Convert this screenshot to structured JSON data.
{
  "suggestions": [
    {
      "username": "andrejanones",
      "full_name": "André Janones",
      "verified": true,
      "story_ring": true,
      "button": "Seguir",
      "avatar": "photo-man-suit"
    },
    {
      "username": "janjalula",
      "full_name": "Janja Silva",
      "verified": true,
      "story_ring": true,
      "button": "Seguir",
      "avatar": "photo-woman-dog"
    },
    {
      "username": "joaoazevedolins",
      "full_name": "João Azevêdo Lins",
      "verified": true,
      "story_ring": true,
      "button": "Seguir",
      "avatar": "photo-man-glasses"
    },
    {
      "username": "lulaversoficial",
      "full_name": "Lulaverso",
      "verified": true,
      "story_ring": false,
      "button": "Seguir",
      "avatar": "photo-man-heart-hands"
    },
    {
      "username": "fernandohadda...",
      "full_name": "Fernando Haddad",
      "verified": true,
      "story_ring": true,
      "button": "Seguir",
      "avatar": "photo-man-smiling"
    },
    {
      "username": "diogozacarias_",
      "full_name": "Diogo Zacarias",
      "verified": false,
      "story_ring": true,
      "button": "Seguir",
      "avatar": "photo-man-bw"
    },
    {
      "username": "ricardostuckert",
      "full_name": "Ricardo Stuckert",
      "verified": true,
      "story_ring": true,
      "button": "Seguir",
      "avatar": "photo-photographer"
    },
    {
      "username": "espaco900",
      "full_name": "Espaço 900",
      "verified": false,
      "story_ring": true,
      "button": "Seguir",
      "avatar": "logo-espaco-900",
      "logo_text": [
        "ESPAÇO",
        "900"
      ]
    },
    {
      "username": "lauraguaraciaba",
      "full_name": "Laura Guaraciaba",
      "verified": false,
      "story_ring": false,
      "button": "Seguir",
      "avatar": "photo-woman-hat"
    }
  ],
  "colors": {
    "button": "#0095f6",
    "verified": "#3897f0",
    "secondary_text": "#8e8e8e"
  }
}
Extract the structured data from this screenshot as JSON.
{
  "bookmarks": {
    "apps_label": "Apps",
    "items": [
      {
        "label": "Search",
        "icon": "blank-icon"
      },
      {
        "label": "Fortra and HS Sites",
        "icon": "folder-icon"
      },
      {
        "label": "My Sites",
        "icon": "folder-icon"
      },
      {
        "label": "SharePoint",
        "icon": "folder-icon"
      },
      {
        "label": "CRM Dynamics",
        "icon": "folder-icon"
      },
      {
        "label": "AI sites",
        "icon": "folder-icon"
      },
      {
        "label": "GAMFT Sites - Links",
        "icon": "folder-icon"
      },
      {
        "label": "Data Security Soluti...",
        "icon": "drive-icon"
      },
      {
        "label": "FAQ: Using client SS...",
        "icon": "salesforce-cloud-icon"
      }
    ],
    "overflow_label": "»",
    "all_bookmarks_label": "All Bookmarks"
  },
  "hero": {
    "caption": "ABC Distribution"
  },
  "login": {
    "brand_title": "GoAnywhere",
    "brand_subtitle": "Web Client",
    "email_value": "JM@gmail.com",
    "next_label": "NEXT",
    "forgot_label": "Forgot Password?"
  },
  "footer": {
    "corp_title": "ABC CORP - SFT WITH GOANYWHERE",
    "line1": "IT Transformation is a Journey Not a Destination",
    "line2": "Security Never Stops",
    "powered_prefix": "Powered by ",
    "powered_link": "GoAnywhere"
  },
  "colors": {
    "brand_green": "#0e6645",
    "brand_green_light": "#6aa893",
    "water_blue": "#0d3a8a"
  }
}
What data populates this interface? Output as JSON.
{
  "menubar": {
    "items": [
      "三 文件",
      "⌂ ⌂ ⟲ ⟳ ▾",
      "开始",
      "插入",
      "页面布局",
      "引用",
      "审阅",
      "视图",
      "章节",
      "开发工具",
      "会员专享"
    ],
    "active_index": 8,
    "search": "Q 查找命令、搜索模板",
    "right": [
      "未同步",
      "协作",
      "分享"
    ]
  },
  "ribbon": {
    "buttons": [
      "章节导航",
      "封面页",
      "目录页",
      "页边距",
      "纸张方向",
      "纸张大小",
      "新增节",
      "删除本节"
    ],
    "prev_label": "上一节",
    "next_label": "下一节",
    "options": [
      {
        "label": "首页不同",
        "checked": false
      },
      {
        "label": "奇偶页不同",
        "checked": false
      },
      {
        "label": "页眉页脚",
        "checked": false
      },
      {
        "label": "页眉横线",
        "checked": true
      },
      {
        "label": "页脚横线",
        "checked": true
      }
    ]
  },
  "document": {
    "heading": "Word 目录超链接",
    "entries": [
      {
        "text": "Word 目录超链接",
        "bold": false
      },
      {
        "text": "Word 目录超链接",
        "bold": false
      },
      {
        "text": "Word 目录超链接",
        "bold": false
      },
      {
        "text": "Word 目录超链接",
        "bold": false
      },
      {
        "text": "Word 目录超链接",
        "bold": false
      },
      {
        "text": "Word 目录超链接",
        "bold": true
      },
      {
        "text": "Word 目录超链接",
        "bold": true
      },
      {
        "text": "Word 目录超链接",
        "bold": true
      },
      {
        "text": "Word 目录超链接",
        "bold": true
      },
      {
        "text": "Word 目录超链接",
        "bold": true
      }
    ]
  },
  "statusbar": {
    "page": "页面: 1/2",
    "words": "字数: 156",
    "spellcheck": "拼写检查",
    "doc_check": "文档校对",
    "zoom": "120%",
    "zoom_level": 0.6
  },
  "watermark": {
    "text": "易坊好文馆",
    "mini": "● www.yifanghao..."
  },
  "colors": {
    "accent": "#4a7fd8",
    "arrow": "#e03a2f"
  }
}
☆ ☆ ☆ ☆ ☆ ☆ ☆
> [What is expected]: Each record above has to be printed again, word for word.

> [Exercise solution]:
Convert this screenshot to structured JSON data.
{
  "suggestions": [
    {
      "username": "andrejanones",
      "full_name": "André Janones",
      "verified": true,
      "story_ring": true,
      "button": "Seguir",
      "avatar": "photo-man-suit"
    },
    {
      "username": "janjalula",
      "full_name": "Janja Silva",
      "verified": true,
      "story_ring": true,
      "button": "Seguir",
      "avatar": "photo-woman-dog"
    },
    {
      "username": "joaoazevedolins",
      "full_name": "João Azevêdo Lins",
      "verified": true,
      "story_ring": true,
      "button": "Seguir",
      "avatar": "photo-man-glasses"
    },
    {
      "username": "lulaversoficial",
      "full_name": "Lulaverso",
      "verified": true,
      "story_ring": false,
      "button": "Seguir",
      "avatar": "photo-man-heart-hands"
    },
    {
      "username": "fernandohadda...",
      "full_name": "Fernando Haddad",
      "verified": true,
      "story_ring": true,
      "button": "Seguir",
      "avatar": "photo-man-smiling"
    },
    {
      "username": "diogozacarias_",
      "full_name": "Diogo Zacarias",
      "verified": false,
      "story_ring": true,
      "button": "Seguir",
      "avatar": "photo-man-bw"
    },
    {
      "username": "ricardostuckert",
      "full_name": "Ricardo Stuckert",
      "verified": true,
      "story_ring": true,
      "button": "Seguir",
      "avatar": "photo-photographer"
    },
    {
      "username": "espaco900",
      "full_name": "Espaço 900",
      "verified": false,
      "story_ring": true,
      "button": "Seguir",
      "avatar": "logo-espaco-900",
      "logo_text": [
        "ESPAÇO",
        "900"
      ]
    },
    {
      "username": "lauraguaraciaba",
      "full_name": "Laura Guaraciaba",
      "verified": false,
      "story_ring": false,
      "button": "Seguir",
      "avatar": "photo-woman-hat"
    }
  ],
  "colors": {
    "button": "#0095f6",
    "verified": "#3897f0",
    "secondary_text": "#8e8e8e"
  }
}
Extract the structured data from this screenshot as JSON.
{
  "bookmarks": {
    "apps_label": "Apps",
    "items": [
      {
        "label": "Search",
        "icon": "blank-icon"
      },
      {
        "label": "Fortra and HS Sites",
        "icon": "folder-icon"
      },
      {
        "label": "My Sites",
        "icon": "folder-icon"
      },
      {
        "label": "SharePoint",
        "icon": "folder-icon"
      },
      {
        "label": "CRM Dynamics",
        "icon": "folder-icon"
      },
      {
        "label": "AI sites",
        "icon": "folder-icon"
      },
      {
        "label": "GAMFT Sites - Links",
        "icon": "folder-icon"
      },
      {
        "label": "Data Security Soluti...",
        "icon": "drive-icon"
      },
      {
        "label": "FAQ: Using client SS...",
        "icon": "salesforce-cloud-icon"
      }
    ],
    "overflow_label": "»",
    "all_bookmarks_label": "All Bookmarks"
  },
  "hero": {
    "caption": "ABC Distribution"
  },
  "login": {
    "brand_title": "GoAnywhere",
    "brand_subtitle": "Web Client",
    "email_value": "JM@gmail.com",
    "next_label": "NEXT",
    "forgot_label": "Forgot Password?"
  },
  "footer": {
    "corp_title": "ABC CORP - SFT WITH GOANYWHERE",
    "line1": "IT Transformation is a Journey Not a Destination",
    "line2": "Security Never Stops",
    "powered_prefix": "Powered by ",
    "powered_link": "GoAnywhere"
  },
  "colors": {
    "brand_green": "#0e6645",
    "brand_green_light": "#6aa893",
    "water_blue": "#0d3a8a"
  }
}
What data populates this interface? Output as JSON.
{
  "menubar": {
    "items": [
      "三 文件",
      "⌂ ⌂ ⟲ ⟳ ▾",
      "开始",
      "插入",
      "页面布局",
      "引用",
      "审阅",
      "视图",
      "章节",
      "开发工具",
      "会员专享"
    ],
    "active_index": 8,
    "search": "Q 查找命令、搜索模板",
    "right": [
      "未同步",
      "协作",
      "分享"
    ]
  },
  "ribbon": {
    "buttons": [
      "章节导航",
      "封面页",
      "目录页",
      "页边距",
      "纸张方向",
      "纸张大小",
      "新增节",
      "删除本节"
    ],
    "prev_label": "上一节",
    "next_label": "下一节",
    "options": [
      {
        "label": "首页不同",
        "checked": false
      },
      {
        "label": "奇偶页不同",
        "checked": false
      },
      {
        "label": "页眉页脚",
        "checked": false
      },
      {
        "label": "页眉横线",
        "checked": true
      },
      {
        "label": "页脚横线",
        "checked": true
      }
    ]
  },
  "document": {
    "heading": "Word 目录超链接",
    "entries": [
      {
        "text": "Word 目录超链接",
        "bold": false
      },
      {
        "text": "Word 目录超链接",
        "bold": false
      },
      {
        "text": "Word 目录超链接",
        "bold": false
      },
      {
        "text": "Word 目录超链接",
        "bold": false
      },
      {
        "text": "Word 目录超链接",
        "bold": false
      },
      {
        "text": "Word 目录超链接",
        "bold": true
      },
      {
        "text": "Word 目录超链接",
        "bold": true
      },
      {
        "text": "Word 目录超链接",
        "bold": true
      },
      {
        "text": "Word 目录超链接",
        "bold": true
      },
      {
        "text": "Word 目录超链接",
        "bold": true
      }
    ]
  },
  "statusbar": {
    "page": "页面: 1/2",
    "words": "字数: 156",
    "spellcheck": "拼写检查",
    "doc_check": "文档校对",
    "zoom": "120%",
    "zoom_level": 0.6
  },
  "watermark": {
    "text": "易坊好文馆",
    "mini": "● www.yifanghao..."
  },
  "colors": {
    "accent": "#4a7fd8",
    "arrow": "#e03a2f"
  }
}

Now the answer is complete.